Just like with their fossil burning counterparts, new EVs can offer you many benefits over buying a used car. They will have the full manufacturers warranty, come with that new car smell, and be fresh right out of the box. However, some people take pause at the initial price tag. New EVs typically will cost around $30,000 on the low end and upwards of $200,000 for some of the luxury sports car models. EV Supercars and Hypercars will fetch millions (just like gas powered ones). Price is one area where buying used has its advantages. Depending on the model, many used EVs can be bought for less than $10k.
4) Cost of Ownership

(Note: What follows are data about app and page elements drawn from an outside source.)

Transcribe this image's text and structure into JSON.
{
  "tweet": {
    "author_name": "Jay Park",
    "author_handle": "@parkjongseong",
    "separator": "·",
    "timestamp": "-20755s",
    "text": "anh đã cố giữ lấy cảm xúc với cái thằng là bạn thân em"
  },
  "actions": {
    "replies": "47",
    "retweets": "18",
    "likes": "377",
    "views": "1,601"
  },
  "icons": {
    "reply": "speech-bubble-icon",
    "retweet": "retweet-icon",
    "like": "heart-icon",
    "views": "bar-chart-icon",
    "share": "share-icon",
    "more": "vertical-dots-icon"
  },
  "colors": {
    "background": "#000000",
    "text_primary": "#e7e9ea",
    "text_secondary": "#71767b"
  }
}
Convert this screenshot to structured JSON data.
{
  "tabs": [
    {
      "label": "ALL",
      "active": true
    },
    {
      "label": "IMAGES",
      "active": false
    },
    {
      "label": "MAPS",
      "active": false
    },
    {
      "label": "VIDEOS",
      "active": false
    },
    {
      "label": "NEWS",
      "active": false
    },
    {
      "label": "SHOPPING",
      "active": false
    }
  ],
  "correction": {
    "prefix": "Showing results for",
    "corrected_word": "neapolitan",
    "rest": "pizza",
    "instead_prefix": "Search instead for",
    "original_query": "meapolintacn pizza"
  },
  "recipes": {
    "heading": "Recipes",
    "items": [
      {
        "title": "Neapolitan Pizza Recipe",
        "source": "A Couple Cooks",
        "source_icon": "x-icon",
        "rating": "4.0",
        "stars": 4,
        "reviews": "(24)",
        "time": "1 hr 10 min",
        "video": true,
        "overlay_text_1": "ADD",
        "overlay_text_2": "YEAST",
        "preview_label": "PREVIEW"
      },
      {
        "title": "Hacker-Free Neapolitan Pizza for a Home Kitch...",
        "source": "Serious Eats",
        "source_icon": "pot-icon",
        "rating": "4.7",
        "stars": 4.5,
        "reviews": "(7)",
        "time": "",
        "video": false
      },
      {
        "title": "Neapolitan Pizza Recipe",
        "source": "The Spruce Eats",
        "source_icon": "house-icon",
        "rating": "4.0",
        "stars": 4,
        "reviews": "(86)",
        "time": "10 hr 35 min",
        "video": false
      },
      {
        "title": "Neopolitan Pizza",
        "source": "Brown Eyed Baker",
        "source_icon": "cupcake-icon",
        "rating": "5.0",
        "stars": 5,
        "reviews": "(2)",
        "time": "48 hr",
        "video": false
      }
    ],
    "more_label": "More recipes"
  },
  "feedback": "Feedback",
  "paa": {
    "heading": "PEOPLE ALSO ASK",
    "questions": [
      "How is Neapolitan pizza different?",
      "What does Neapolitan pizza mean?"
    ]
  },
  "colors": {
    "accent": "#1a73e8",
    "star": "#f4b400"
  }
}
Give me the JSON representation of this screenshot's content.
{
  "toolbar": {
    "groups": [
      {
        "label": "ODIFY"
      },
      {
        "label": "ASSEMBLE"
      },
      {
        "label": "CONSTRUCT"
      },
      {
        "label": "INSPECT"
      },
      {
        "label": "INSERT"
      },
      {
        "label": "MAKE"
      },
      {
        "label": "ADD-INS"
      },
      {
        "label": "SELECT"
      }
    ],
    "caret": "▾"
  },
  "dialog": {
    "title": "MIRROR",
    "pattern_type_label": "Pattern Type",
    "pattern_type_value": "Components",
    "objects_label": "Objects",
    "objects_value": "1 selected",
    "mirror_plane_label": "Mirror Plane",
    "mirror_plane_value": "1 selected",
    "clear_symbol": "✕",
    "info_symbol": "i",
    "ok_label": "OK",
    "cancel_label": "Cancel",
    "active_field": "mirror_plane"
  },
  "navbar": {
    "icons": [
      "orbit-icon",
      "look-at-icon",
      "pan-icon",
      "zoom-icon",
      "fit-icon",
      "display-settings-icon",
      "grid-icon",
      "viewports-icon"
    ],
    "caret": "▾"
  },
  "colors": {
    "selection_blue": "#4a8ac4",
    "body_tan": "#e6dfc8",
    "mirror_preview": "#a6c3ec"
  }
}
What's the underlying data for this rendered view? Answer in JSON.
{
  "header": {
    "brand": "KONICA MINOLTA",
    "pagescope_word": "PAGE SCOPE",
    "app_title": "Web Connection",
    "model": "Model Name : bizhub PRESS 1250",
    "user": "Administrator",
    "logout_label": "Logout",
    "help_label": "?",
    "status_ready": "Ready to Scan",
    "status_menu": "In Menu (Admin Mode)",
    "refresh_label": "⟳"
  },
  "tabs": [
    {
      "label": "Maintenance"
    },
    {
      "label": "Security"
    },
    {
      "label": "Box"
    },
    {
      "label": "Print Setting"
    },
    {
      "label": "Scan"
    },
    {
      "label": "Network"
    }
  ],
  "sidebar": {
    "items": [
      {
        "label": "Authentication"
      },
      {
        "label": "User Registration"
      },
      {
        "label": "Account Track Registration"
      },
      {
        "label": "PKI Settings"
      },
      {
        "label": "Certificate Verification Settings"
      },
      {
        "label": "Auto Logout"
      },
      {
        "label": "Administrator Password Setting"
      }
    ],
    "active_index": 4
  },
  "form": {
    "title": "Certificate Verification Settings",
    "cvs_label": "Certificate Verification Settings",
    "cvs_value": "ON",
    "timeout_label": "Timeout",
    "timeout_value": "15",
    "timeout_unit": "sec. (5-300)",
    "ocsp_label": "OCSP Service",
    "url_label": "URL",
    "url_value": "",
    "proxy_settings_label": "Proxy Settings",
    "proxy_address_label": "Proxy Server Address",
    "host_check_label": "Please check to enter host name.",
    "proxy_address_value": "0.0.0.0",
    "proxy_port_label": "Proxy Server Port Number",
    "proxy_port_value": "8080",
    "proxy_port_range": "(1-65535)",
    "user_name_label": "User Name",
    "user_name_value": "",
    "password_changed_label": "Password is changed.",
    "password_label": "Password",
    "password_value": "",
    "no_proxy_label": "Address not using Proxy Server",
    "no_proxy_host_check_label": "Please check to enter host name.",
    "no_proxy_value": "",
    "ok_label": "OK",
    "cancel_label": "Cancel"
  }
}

Cost of ownership can easily be wrapped up into ongoing costs like maintenance, fueling, and insurance. This is one place where EVs excel over their gas and diesel powered rivals. Not only will you be spending a lot less to keep you car fueled with electrons, EVs require very little maintenance, and in some cases will even cost less to insure. However, not all EVs are built the same, require the same maintenance, or require the same insurance coverage. In order to be able to accurately calculate how much your EV will cost on a monthly basis, you have to account for how many miles you drive, and sometimes, that can make all the difference.
5) How long will you keep your EV?
The average person in the US keeps their vehicle 6yrs or so and the average lifespan of vehicles on the road is 11yrs. So, when considering an EV to buy, it's important to understand your own ownership history and habits, keeping in mind a few important pieces of information about EVs: 1) EVs require much less maintenance. Because there is no engine, and much less to break, EVs have the potential to outlast their fossil fuel burning counterparts. 2) EV batteries will usually last 10yrs or more, but the battery degradation will vary and depend a lot on how the vehicle was driven, charged, and if it has active thermal management. If you are not likely to keep your EV for long, it is not likely to become an issue to worry about. However, if you keep your cars ten years or more, you may want to plan out what you will do when your car needs attention. But you probably do that anyway, don't you?
6) What about road trips?
Most EVs are perfect for lower milage trips, commuting to and from work, and handling the errands around town. The options become limited when looking to go on longer trips. Not all EVs are built the same in this arena. If the alternative of renting a car for road trips is out of the question, then you'd want to make sure that you have an EV with at least 200 miles of range on a full charge to get you from charger to charger along your route. Once again, it's important to point out that not all EVs will charge at the same rate. Some fill up very quickly adding a hundred miles of range or more in 10-15 min, and others will charge much more slowly. When going on road trips, charging speeds can mean the difference between a few hours or an extra day on your trip.
7) Full EV, or Plug-in Hybrid
Plug-in Hybrids (PHEVs) may be the best choice for you if you have any worry about the range of your car either for daily driving needs, or for long road trips. They are a "gateway plug" to the EV world. Keep in mind though, that because PHEVs retain a gasoline or diesel engine, they also have the cost of maintenance and repairs that a conventional fossil fuel burning vehicle has. Because of this, they will be more costly to own, over time, compared to full battery electric vehicles, but still likely save money in fuel costs over non-EVs. PHEVs can be considered a perfect blend of electric power for around town and fossil burning on longer trips, without having to stop for charging... just refueling the tank.